dining room. The rooms upstairs are old-time, rustic gorgeous. The room shown below belonged to a canon from 1501 – 1513; he was both a priest and a lawyer. The room would have served as a living room, bedroom and office.
Other rooms are shown below.
Provand’s Lordship houses one of Scotland’s best collections of furniture from the 1600’s. The chairs below are examples.
Provand’s Lordship also had medieval stained glass windows (now obtained from elsewhere). The windows below were from England in the 1600’s and commemorate marriages between notable families.
The window below shows 3 saints: St. Nicholas, St. Paul and St. Peter. It was made in the Netherlands in the 1500’s; the trefoil and 2 quarterfoil panels at the top are from England, made in the 1300’s.

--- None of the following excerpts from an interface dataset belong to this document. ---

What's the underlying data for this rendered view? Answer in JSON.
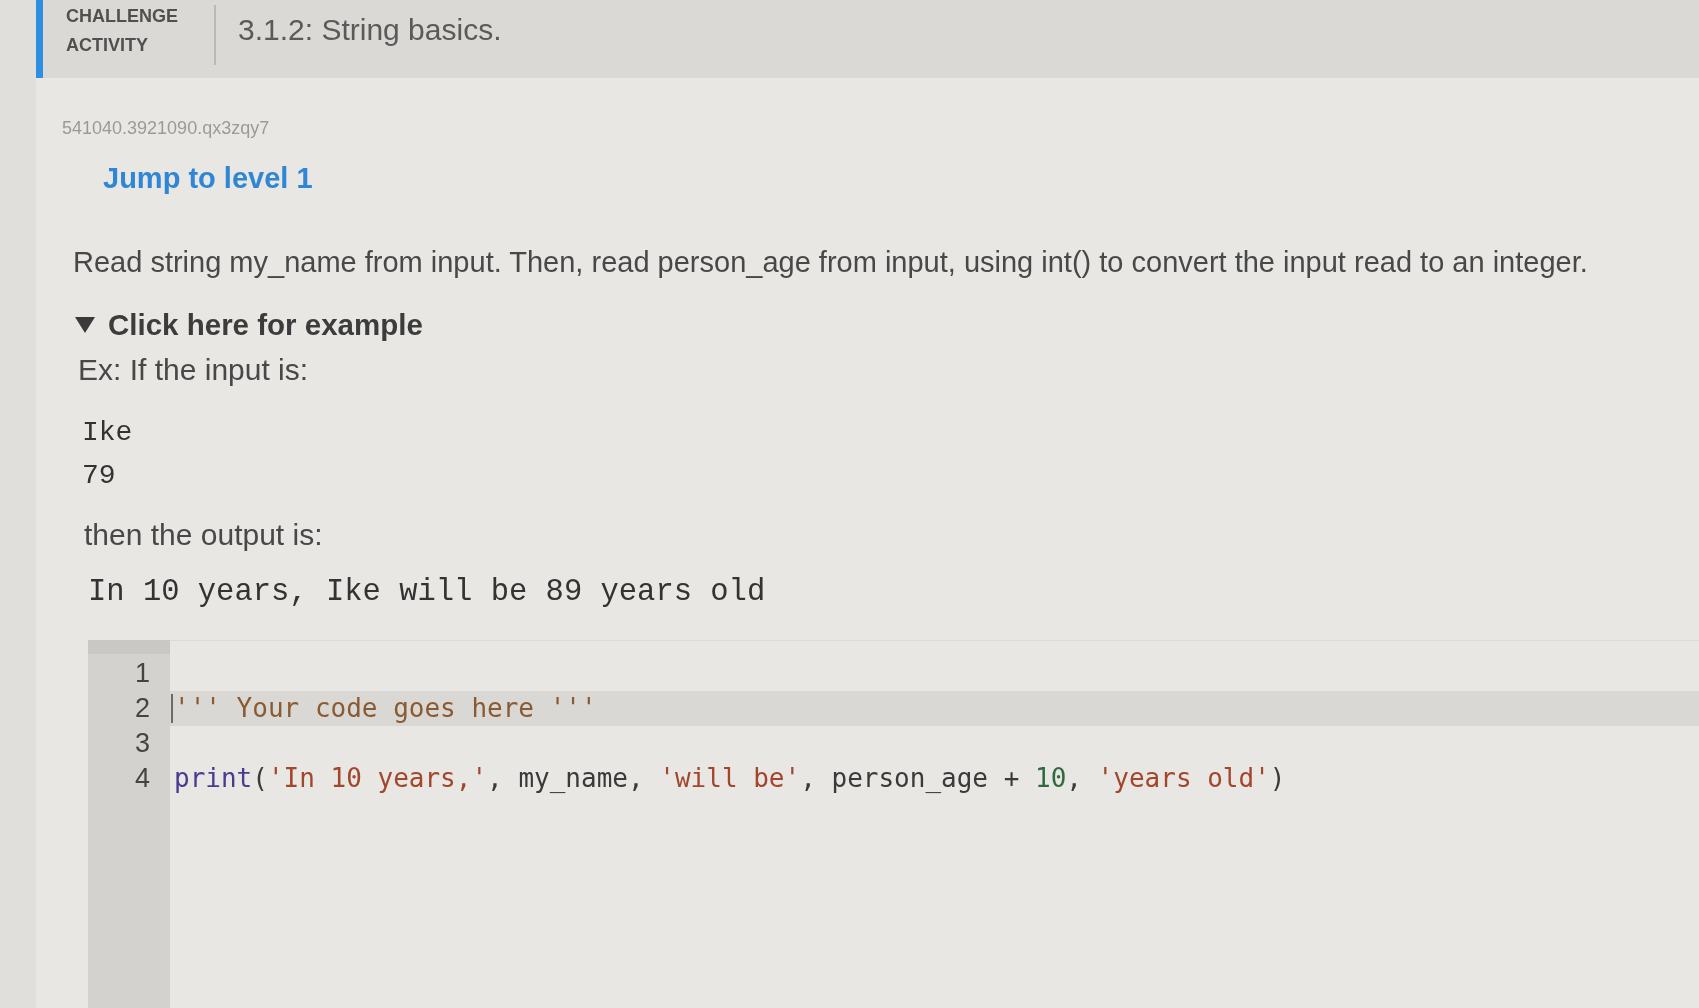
{
  "header": {
    "category": "CHALLENGE ACTIVITY",
    "title": "3.1.2: String basics."
  },
  "activity_id": "541040.3921090.qx3zqy7",
  "level_link": "Jump to level 1",
  "instructions": "Read string my_name from input. Then, read person_age from input, using int() to convert the input read to an integer.",
  "example": {
    "toggle": "Click here for example",
    "expanded": true,
    "input_intro": "Ex: If the input is:",
    "input_lines": [
      "Ike",
      "79"
    ],
    "output_intro": "then the output is:",
    "output_lines": [
      "In 10 years, Ike will be 89 years old"
    ]
  },
  "editor": {
    "lines": [
      {
        "number": "1",
        "active": false
      },
      {
        "number": "2",
        "active": true,
        "tokens": [
          {
            "kind": "comment",
            "text": "''' Your code goes here '''"
          }
        ]
      },
      {
        "number": "3",
        "active": false
      },
      {
        "number": "4",
        "active": false,
        "tokens": [
          {
            "kind": "builtin",
            "text": "print"
          },
          {
            "kind": "plain",
            "text": "("
          },
          {
            "kind": "string",
            "text": "'In 10 years,'"
          },
          {
            "kind": "plain",
            "text": ", my_name, "
          },
          {
            "kind": "string",
            "text": "'will be'"
          },
          {
            "kind": "plain",
            "text": ", person_age + "
          },
          {
            "kind": "number",
            "text": "10"
          },
          {
            "kind": "plain",
            "text": ", "
          },
          {
            "kind": "string",
            "text": "'years old'"
          },
          {
            "kind": "plain",
            "text": ")"
          }
        ]
      }
    ]
  }
}
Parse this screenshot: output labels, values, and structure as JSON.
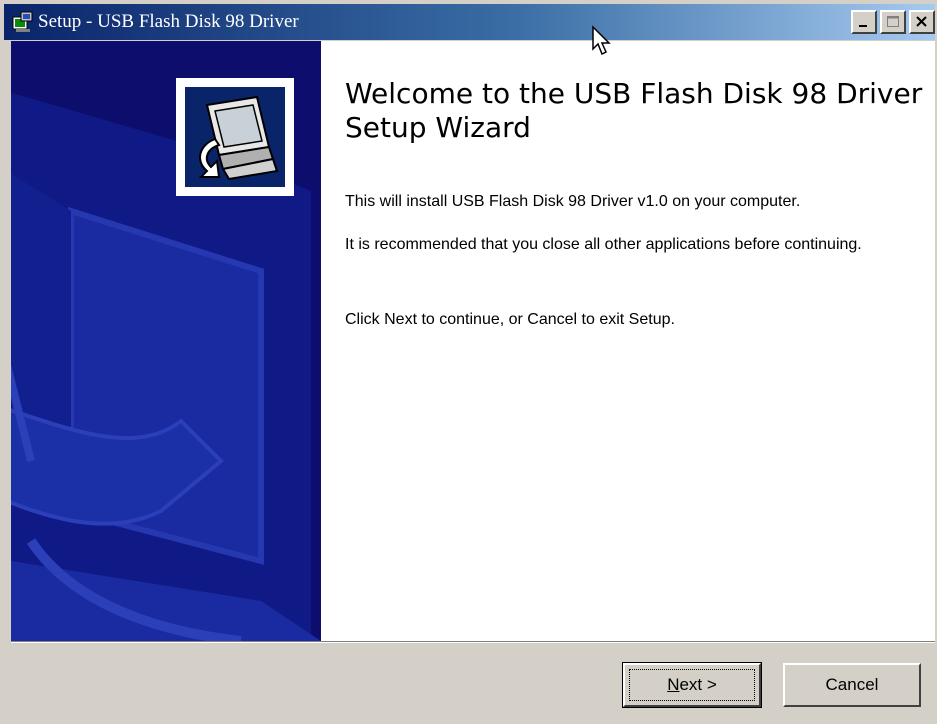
{
  "window": {
    "title": "Setup - USB Flash Disk 98 Driver",
    "controls": [
      "minimize-icon",
      "maximize-icon",
      "close-icon"
    ]
  },
  "welcome": {
    "heading": "Welcome to the USB Flash Disk 98 Driver Setup Wizard",
    "paragraphs": [
      "This will install USB Flash Disk 98 Driver v1.0 on your computer.",
      "It is recommended that you close all other applications before continuing.",
      "Click Next to continue, or Cancel to exit Setup."
    ]
  },
  "buttons": {
    "next": {
      "prefix": "",
      "access_key": "N",
      "suffix": "ext >"
    },
    "cancel": "Cancel"
  },
  "colors": {
    "titlebar_start": "#0a246a",
    "titlebar_end": "#a6caf0",
    "banner": "#0d0d6e",
    "face": "#d4d0c8"
  }
}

The windows below are from the 1300’s. The left window has panels depicting an angel, St. John the Baptist (from France) and an unidentified female saint (from England). The second window depicts an unidentified male saint (from England). Strangely, there were no stained glass windows from Scotland.

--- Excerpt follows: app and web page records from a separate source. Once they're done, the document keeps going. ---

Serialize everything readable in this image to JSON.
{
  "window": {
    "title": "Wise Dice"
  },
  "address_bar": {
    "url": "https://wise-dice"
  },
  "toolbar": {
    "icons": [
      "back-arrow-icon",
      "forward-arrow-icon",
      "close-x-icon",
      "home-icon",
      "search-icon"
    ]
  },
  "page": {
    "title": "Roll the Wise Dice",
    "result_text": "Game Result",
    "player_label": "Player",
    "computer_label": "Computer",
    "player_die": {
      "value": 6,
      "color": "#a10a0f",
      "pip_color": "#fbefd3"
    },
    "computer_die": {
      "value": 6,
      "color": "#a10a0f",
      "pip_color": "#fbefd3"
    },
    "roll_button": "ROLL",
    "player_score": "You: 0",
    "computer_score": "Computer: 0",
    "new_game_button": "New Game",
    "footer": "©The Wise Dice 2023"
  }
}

THE ANTONINE WALL
What? Never heard of it? Interesting how history does that to us. Yet you’ve heard of Hadrian’s Wall, right? That northern-most demarcation of Rome keeping those pesky Scots at bay? Actually, that northern-most border was the Antonine Wall.
We discovered the little-publicized Antonine Wall when we visited a museum at the University of Glasgow; it’s a gorgeous university, as shown below.

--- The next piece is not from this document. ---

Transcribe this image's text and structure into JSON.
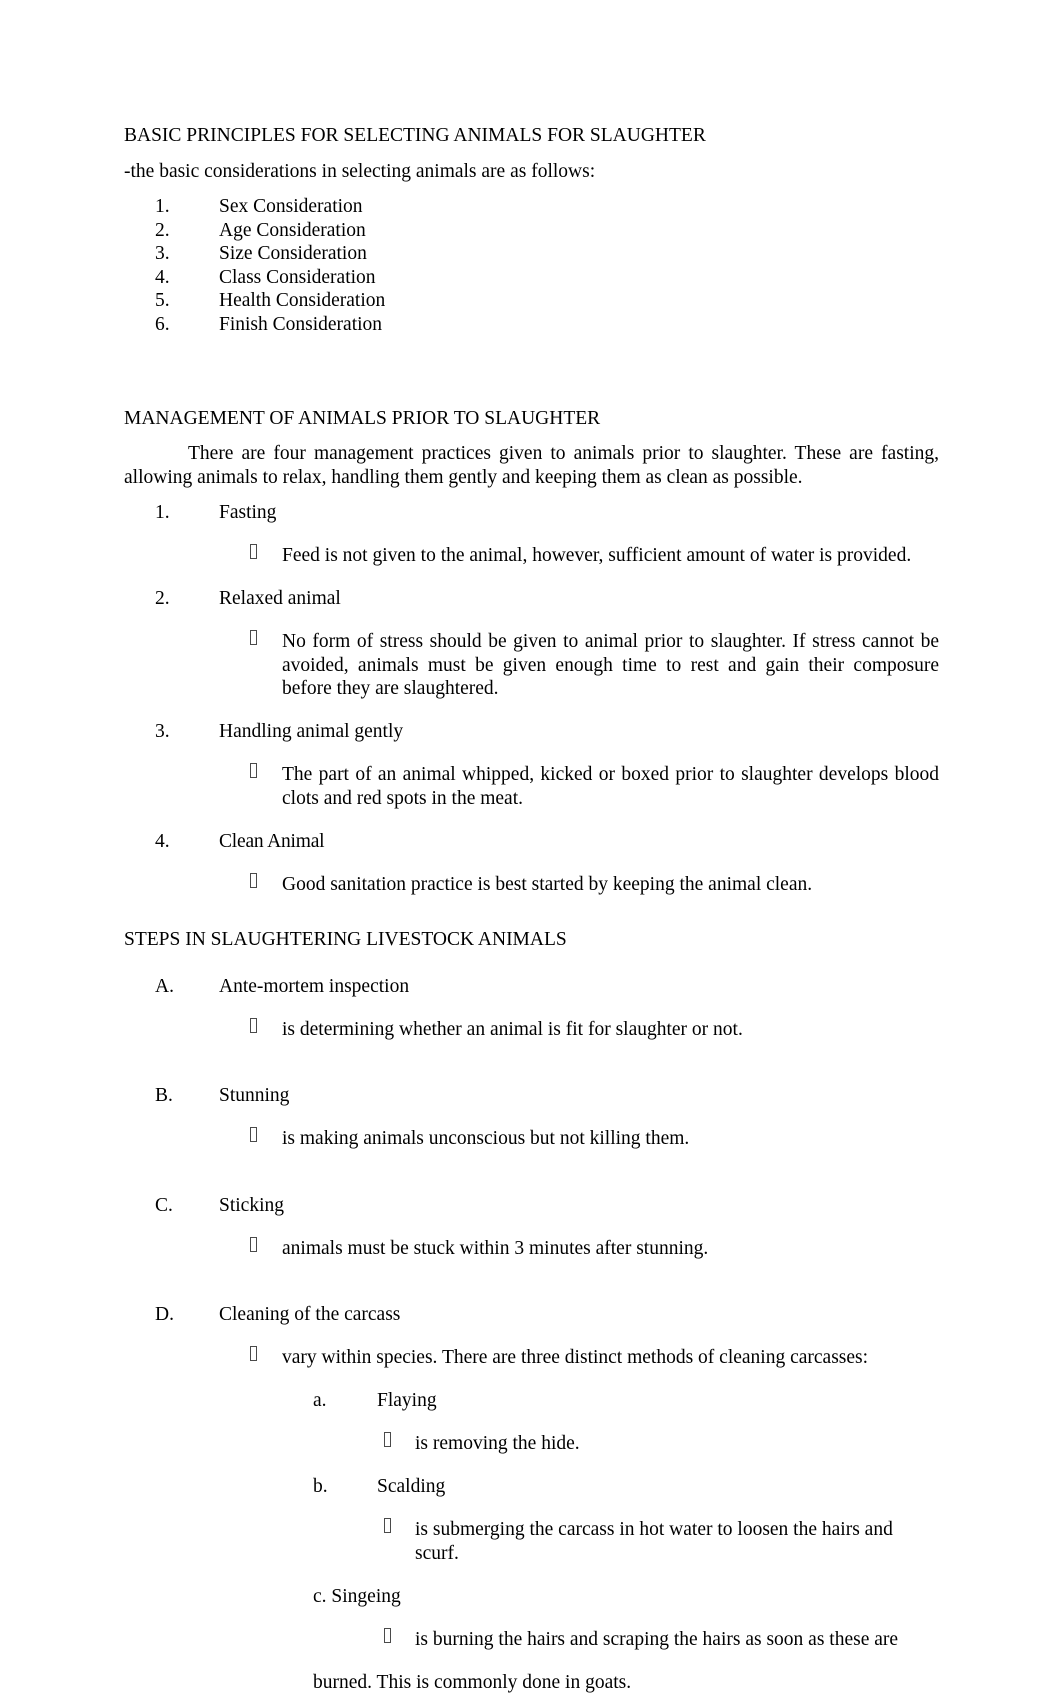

Just for review, as noted in our Hadrian’s Wall post (Hadrian’s Wall), that wall was built in 122 AD; it was 73 miles long, went from coast to coast, and was built 15 – 20 feet tall from quarried stone (in the middle of nowhere), with 80 stone forts along its length. Probably as a result of continued attacks from the unconquered north, in AD 142 Hadrian’s successor Emperor Antoninus Pius ordered a new wall built about 70 miles further north of the existing wall. Again these clever Romans somehow knew where the shortest distance would be, and the wall was built from the river Clyde just above present-day Glasgow to the Firth of Forth just west of present-day Edinburgh. The wall was 39 miles long, about 13 feet high, and 16 feet wide; it took 12 years to complete. It was built of turf and earth on a stone foundation. Like Hadrian’s Wall it had a deep ditch on the north side and a military road on the south. A wooden palisade is thought to have been on top. It was protected by 17 forts with about 10 “fortlets”, very likely on (Roman) mile spacings. In spite of the effort it took to build the wall, it was abandoned only 8 years after completion (162 AD), the garrisons being relocated back to Hadrian’s Wall. Following a series of attacks in 197 AD, the emperor Septimius Severus arrived in Scotland in 208 to secure the frontier. He ordered repairs and re-established legions at Antonine’s Wall (after which the wall also became known as the Severan Wall). Only a few years later the wall was abandoned for the second time and never fortified again.
Apparently the ruins are not much to see; the turf and wood wall have largely weathered away. Still, the various legions that built the wall commemorated their finished construction and their victorious struggles with the natives (called the Caledonians) in decorative local limestone slabs, called “Distance Slabs”. The slabs were set into stone frames along the length of the wall. Dedicated to the Emperor Antoninus Pius, they identify the legion, the length of the wall they built, and with symbolic imagery they depict the might of the Roman army and the native population in defeat. In the largest known slab (shown below), the inscription reads: “For the Emperor Caesar Titus Aelius Hadrianus Antoninus Augustus Pius, Father of his Country, the Second Augustan Legion built this over a distance of 4652 paces.”
Other examples are shown below.
A number of stone statuary items from the bath houses and fort buildings attest to the Romans’ love of art even at their furthest outposts.
Other artifacts like coins and leather shoes were of course also plentiful.
That’s enough on Glasgow! Next post is a change of pace, on England’s Lake District.